(EXERCISE GOAL) Return each line below holding the string "wifi".
————
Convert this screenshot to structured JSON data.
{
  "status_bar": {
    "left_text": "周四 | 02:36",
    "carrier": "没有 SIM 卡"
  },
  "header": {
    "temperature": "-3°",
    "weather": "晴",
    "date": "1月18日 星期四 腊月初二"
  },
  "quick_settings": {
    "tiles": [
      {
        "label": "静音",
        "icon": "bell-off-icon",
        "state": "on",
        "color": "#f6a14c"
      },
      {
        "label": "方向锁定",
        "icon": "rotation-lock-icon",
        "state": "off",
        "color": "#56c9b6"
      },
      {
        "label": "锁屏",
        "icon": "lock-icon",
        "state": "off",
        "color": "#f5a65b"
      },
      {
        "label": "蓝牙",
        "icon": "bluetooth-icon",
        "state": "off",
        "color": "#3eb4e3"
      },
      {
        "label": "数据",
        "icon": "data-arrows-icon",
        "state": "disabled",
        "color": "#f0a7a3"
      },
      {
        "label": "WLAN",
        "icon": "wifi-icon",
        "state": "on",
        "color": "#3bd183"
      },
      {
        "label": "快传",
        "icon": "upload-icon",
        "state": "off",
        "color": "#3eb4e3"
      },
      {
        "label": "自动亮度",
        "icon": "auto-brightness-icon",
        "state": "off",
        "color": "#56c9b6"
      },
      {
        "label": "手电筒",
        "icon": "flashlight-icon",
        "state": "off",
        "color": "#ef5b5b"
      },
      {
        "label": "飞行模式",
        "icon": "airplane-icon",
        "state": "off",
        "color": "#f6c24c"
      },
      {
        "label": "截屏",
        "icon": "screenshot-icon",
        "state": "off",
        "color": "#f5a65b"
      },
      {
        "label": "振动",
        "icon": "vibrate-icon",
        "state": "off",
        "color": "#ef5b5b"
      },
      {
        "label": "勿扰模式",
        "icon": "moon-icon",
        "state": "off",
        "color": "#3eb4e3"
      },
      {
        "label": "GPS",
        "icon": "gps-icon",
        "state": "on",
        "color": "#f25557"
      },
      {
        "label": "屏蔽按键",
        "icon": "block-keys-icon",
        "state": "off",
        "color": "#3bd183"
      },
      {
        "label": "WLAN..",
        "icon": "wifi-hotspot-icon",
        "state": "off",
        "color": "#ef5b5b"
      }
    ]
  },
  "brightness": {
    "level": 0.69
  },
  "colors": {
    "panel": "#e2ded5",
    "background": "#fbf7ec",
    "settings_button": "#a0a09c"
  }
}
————
(REPLY TO THE EXERCISE)
        "icon": "wifi-icon",
        "icon": "wifi-hotspot-icon",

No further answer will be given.